2) The Hanging Gardens of Babylon – Nebuchadnezzar II built this bad boy, for his wife who didn’t like the surroundings of the seat of his government in what is now modern day Iraq. So he built her the legendary Hanging Gardens of Babylon. A bit of paradise about 35 miles south of Baghdad. Trees, fruit, exotic animals and waterfalls…no, it’s not a Siegfried and Roy show, it’s the second best Wonder on our list.
1) The Colossus of Rhodes – Any Wonder that has an X-Man named after it, is number one in our book! Above and Beyond this, the movie in Civilizations II for this Wonder was the best movie in that game (well, all those movies were good, but the Colossus is a Last Row favorite). Look, this statue was 100 feet tall and stood at the mouth of the harbor in the city of Rhodes, which is on an island near Greece. This statue was erected to celebrate the unification of three city-states where Rhodes was the capital. This huge statue inspired the Statue of Liberty, which in turn inspired a play in football…How can the Colossus of Rhodes not be our number one wonder?
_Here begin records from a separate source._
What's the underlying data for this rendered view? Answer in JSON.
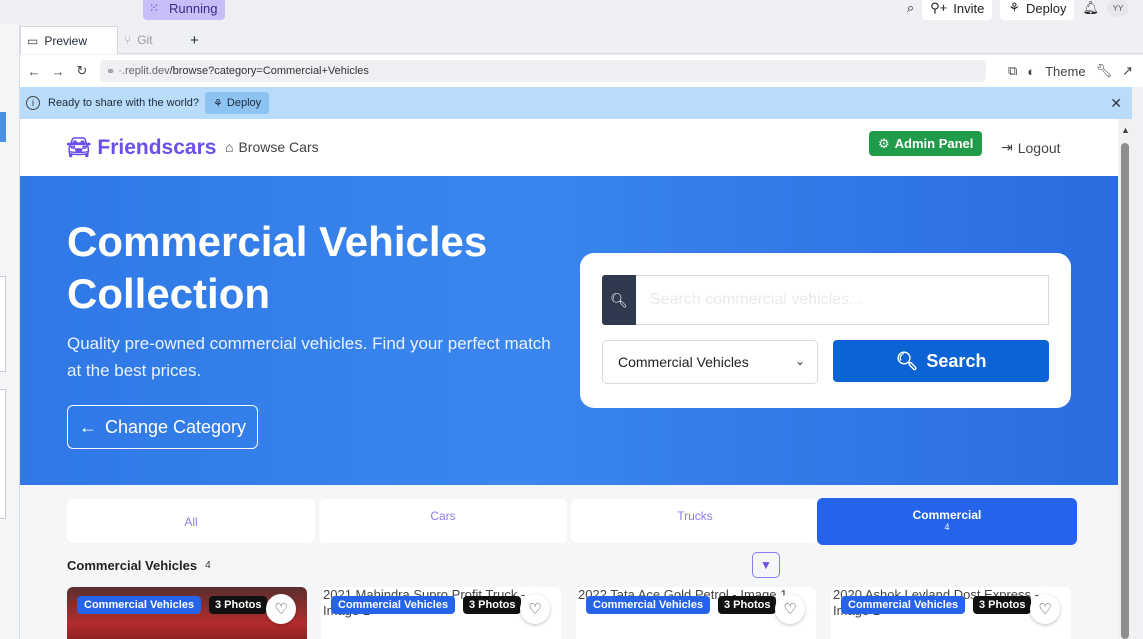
{
  "ide": {
    "status": "Running",
    "invite_label": "Invite",
    "deploy_label": "Deploy",
    "avatar": "YY"
  },
  "tabs": [
    {
      "label": "Preview",
      "icon": "monitor-icon"
    },
    {
      "label": "Git",
      "icon": "git-icon"
    }
  ],
  "address": {
    "host": "·.replit.dev",
    "path": "/browse?category=Commercial+Vehicles",
    "theme_label": "Theme"
  },
  "banner": {
    "message": "Ready to share with the world?",
    "deploy_label": "Deploy"
  },
  "navbar": {
    "brand": "Friendscars",
    "browse": "Browse Cars",
    "admin": "Admin Panel",
    "logout": "Logout"
  },
  "hero": {
    "title": "Commercial Vehicles Collection",
    "subtitle": "Quality pre-owned commercial vehicles. Find your perfect match at the best prices.",
    "change_category": "Change Category",
    "search_placeholder": "Search commercial vehicles...",
    "category_selected": "Commercial Vehicles",
    "search_button": "Search"
  },
  "category_tabs": [
    {
      "label": "All",
      "count": ""
    },
    {
      "label": "Cars",
      "count": ""
    },
    {
      "label": "Trucks",
      "count": ""
    },
    {
      "label": "Commercial",
      "count": "4"
    }
  ],
  "section": {
    "title": "Commercial Vehicles",
    "count": "4"
  },
  "cards": [
    {
      "alt": "",
      "category": "Commercial Vehicles",
      "photos": "3 Photos"
    },
    {
      "alt": "2021 Mahindra Supro Profit Truck - Image 1",
      "category": "Commercial Vehicles",
      "photos": "3 Photos"
    },
    {
      "alt": "2022 Tata Ace Gold Petrol - Image 1",
      "category": "Commercial Vehicles",
      "photos": "3 Photos"
    },
    {
      "alt": "2020 Ashok Leyland Dost Express - Image 1",
      "category": "Commercial Vehicles",
      "photos": "3 Photos"
    }
  ],
  "colors": {
    "brand": "#6c4fe8",
    "hero": "#2f78e6",
    "admin": "#1f9b4a",
    "active_tab": "#2563eb"
  }
}
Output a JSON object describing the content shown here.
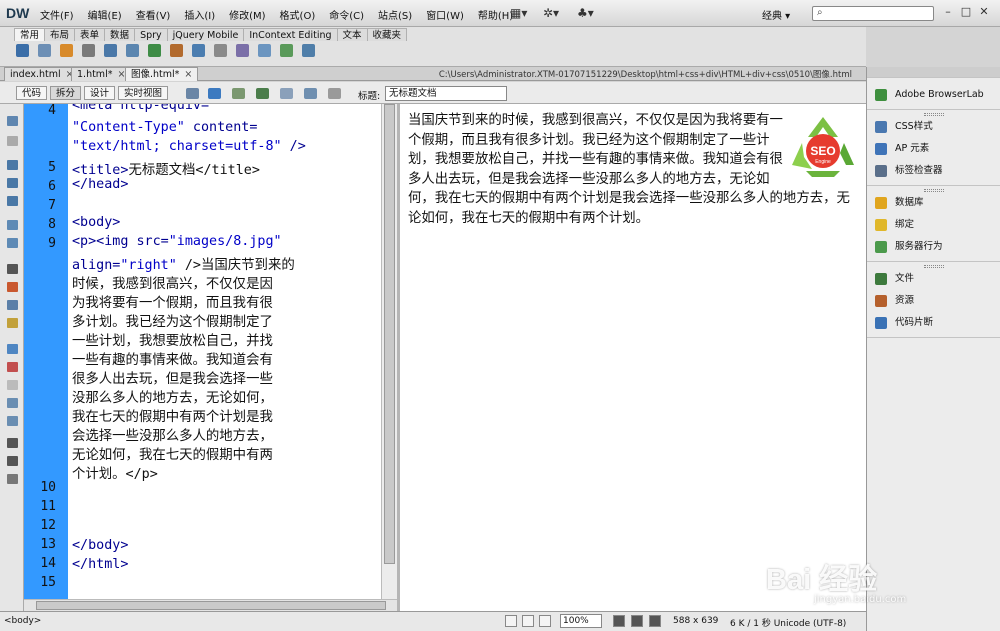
{
  "app": {
    "logo": "DW",
    "workspace": "经典 ▾"
  },
  "menu": [
    "文件(F)",
    "编辑(E)",
    "查看(V)",
    "插入(I)",
    "修改(M)",
    "格式(O)",
    "命令(C)",
    "站点(S)",
    "窗口(W)",
    "帮助(H)"
  ],
  "insert_tabs": [
    "常用",
    "布局",
    "表单",
    "数据",
    "Spry",
    "jQuery Mobile",
    "InContext Editing",
    "文本",
    "收藏夹"
  ],
  "doc_tabs": [
    {
      "label": "index.html",
      "close": "×"
    },
    {
      "label": "1.html*",
      "close": "×"
    },
    {
      "label": "图像.html*",
      "close": "×"
    }
  ],
  "file_path": "C:\\Users\\Administrator.XTM-01707151229\\Desktop\\html+css+div\\HTML+div+css\\0510\\图像.html",
  "view_buttons": {
    "code": "代码",
    "split": "拆分",
    "design": "设计",
    "live": "实时视图"
  },
  "title_field": {
    "label": "标题:",
    "value": "无标题文档"
  },
  "line_numbers": [
    "4",
    "5",
    "6",
    "7",
    "8",
    "9",
    "10",
    "11",
    "12",
    "13",
    "14",
    "15"
  ],
  "code_lines": [
    {
      "tag": "<meta http-equiv=",
      "attr": "",
      "val": "",
      "text": ""
    },
    {
      "tag": "",
      "attr": "",
      "val": "\"Content-Type\"",
      "text": " content="
    },
    {
      "tag": "",
      "attr": "",
      "val": "\"text/html; charset=utf-8\"",
      "text": " />"
    },
    {
      "tag": "<title>",
      "attr": "",
      "val": "",
      "text": "无标题文档</title>"
    },
    {
      "tag": "</head>",
      "attr": "",
      "val": "",
      "text": ""
    },
    {
      "tag": "",
      "attr": "",
      "val": "",
      "text": ""
    },
    {
      "tag": "<body>",
      "attr": "",
      "val": "",
      "text": ""
    },
    {
      "tag": "<p><img src=",
      "attr": "",
      "val": "\"images/8.jpg\"",
      "text": ""
    },
    {
      "tag": "align=",
      "attr": "",
      "val": "\"right\"",
      "text": " />当国庆节到来的"
    },
    {
      "tag": "",
      "attr": "",
      "val": "",
      "text": "时候，我感到很高兴，不仅仅是因"
    },
    {
      "tag": "",
      "attr": "",
      "val": "",
      "text": "为我将要有一个假期，而且我有很"
    },
    {
      "tag": "",
      "attr": "",
      "val": "",
      "text": "多计划。我已经为这个假期制定了"
    },
    {
      "tag": "",
      "attr": "",
      "val": "",
      "text": "一些计划，我想要放松自己，并找"
    },
    {
      "tag": "",
      "attr": "",
      "val": "",
      "text": "一些有趣的事情来做。我知道会有"
    },
    {
      "tag": "",
      "attr": "",
      "val": "",
      "text": "很多人出去玩，但是我会选择一些"
    },
    {
      "tag": "",
      "attr": "",
      "val": "",
      "text": "没那么多人的地方去，无论如何，"
    },
    {
      "tag": "",
      "attr": "",
      "val": "",
      "text": "我在七天的假期中有两个计划是我"
    },
    {
      "tag": "",
      "attr": "",
      "val": "",
      "text": "会选择一些没那么多人的地方去，"
    },
    {
      "tag": "",
      "attr": "",
      "val": "",
      "text": "无论如何，我在七天的假期中有两"
    },
    {
      "tag": "",
      "attr": "",
      "val": "",
      "text": "个计划。</p>"
    },
    {
      "tag": "",
      "attr": "",
      "val": "",
      "text": ""
    },
    {
      "tag": "",
      "attr": "",
      "val": "",
      "text": ""
    },
    {
      "tag": "",
      "attr": "",
      "val": "",
      "text": ""
    },
    {
      "tag": "</body>",
      "attr": "",
      "val": "",
      "text": ""
    },
    {
      "tag": "</html>",
      "attr": "",
      "val": "",
      "text": ""
    }
  ],
  "design_text": "当国庆节到来的时候，我感到很高兴，不仅仅是因为我将要有一个假期，而且我有很多计划。我已经为这个假期制定了一些计划，我想要放松自己，并找一些有趣的事情来做。我知道会有很多人出去玩，但是我会选择一些没那么多人的地方去，无论如何，我在七天的假期中有两个计划是我会选择一些没那么多人的地方去，无论如何，我在七天的假期中有两个计划。",
  "seo_logo": {
    "word": "SEO",
    "sub": "Engine"
  },
  "status": {
    "tag": "<body>",
    "zoom": "100%",
    "dims": "588 x 639",
    "size": "6 K / 1 秒 Unicode (UTF-8)"
  },
  "panels": {
    "group1": [
      "Adobe BrowserLab"
    ],
    "group2": [
      "CSS样式",
      "AP 元素",
      "标签检查器"
    ],
    "group3": [
      "数据库",
      "绑定",
      "服务器行为"
    ],
    "group4": [
      "文件",
      "资源",
      "代码片断"
    ]
  },
  "watermark": {
    "main": "Bai 经验",
    "sub": "jingyan.baidu.com"
  },
  "colors": {
    "gutter": "#3399ff",
    "code_tag": "#000090",
    "code_value": "#0000c8"
  }
}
P.S. – The Mausoleum at Halicarnassus shouldn’t even be called a Wonder. It stinks!! Please…If we had a Top Seven List instead of a Top Six list, it still wouldn’t make the list. That fine Cleopatra would have been our Seventh Wonder. To paraphrase the late, great Martin Lawrence, “Cleopatra, we here in the Last Row are well aware that milk does a body good, but damn girl, how much milk you been drinkin’ ?!?!”